Task to carry out: Copy the result of filtering the entries below for lines that include the string "title".

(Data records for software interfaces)
================

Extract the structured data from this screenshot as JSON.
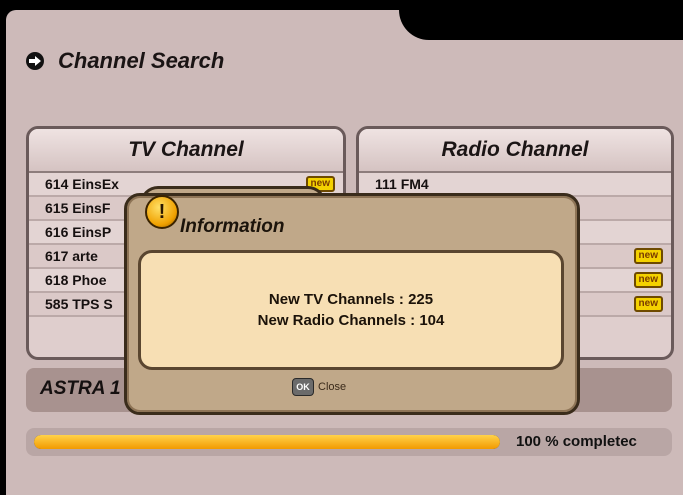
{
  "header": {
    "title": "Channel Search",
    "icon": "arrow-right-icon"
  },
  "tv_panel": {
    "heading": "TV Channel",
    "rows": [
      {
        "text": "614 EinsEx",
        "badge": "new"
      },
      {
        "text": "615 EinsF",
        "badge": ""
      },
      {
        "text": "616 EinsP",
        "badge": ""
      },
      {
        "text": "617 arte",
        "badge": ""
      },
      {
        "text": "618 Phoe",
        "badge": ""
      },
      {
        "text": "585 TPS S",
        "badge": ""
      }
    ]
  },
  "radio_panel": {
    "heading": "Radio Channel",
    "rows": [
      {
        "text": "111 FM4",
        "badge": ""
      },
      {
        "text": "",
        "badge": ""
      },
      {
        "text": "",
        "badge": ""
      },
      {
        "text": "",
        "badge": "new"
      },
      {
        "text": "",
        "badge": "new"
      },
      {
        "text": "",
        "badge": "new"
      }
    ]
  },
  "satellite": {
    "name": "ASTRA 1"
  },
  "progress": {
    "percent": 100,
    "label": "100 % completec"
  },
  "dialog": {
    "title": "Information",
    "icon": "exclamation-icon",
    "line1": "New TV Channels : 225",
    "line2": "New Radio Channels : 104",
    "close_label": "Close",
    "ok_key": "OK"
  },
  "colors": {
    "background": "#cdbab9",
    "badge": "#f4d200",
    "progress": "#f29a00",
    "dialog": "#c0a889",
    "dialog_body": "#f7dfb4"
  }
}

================

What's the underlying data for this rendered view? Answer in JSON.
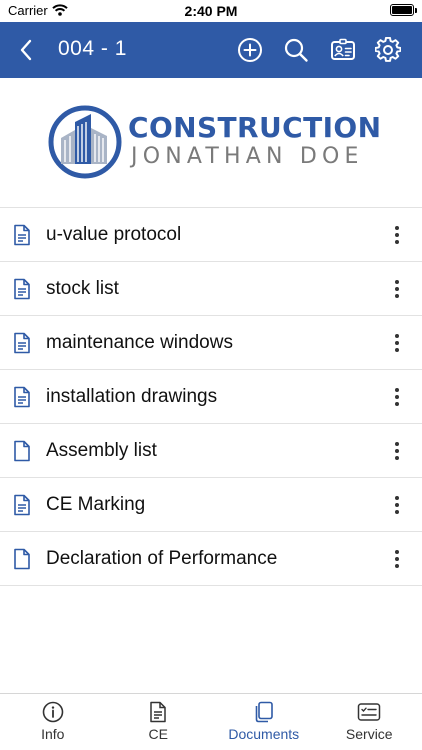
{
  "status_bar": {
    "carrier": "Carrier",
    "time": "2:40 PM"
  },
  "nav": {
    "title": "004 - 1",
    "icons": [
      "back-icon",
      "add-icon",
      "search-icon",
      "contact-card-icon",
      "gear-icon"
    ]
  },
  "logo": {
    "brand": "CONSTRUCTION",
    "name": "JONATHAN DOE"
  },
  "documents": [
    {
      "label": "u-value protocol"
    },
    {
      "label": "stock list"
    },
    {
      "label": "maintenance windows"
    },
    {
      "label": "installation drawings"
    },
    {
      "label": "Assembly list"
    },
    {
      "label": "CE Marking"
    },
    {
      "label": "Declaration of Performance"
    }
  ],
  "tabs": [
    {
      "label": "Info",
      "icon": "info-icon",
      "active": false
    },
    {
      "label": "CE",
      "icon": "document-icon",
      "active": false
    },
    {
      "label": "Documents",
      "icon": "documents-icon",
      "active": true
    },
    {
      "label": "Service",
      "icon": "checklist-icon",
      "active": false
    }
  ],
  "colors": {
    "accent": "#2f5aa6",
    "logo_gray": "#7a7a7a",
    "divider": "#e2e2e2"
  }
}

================

Result of the exercise:
    "title": "Channel Search",
    "title": "Information",
    "title": "004 - 1",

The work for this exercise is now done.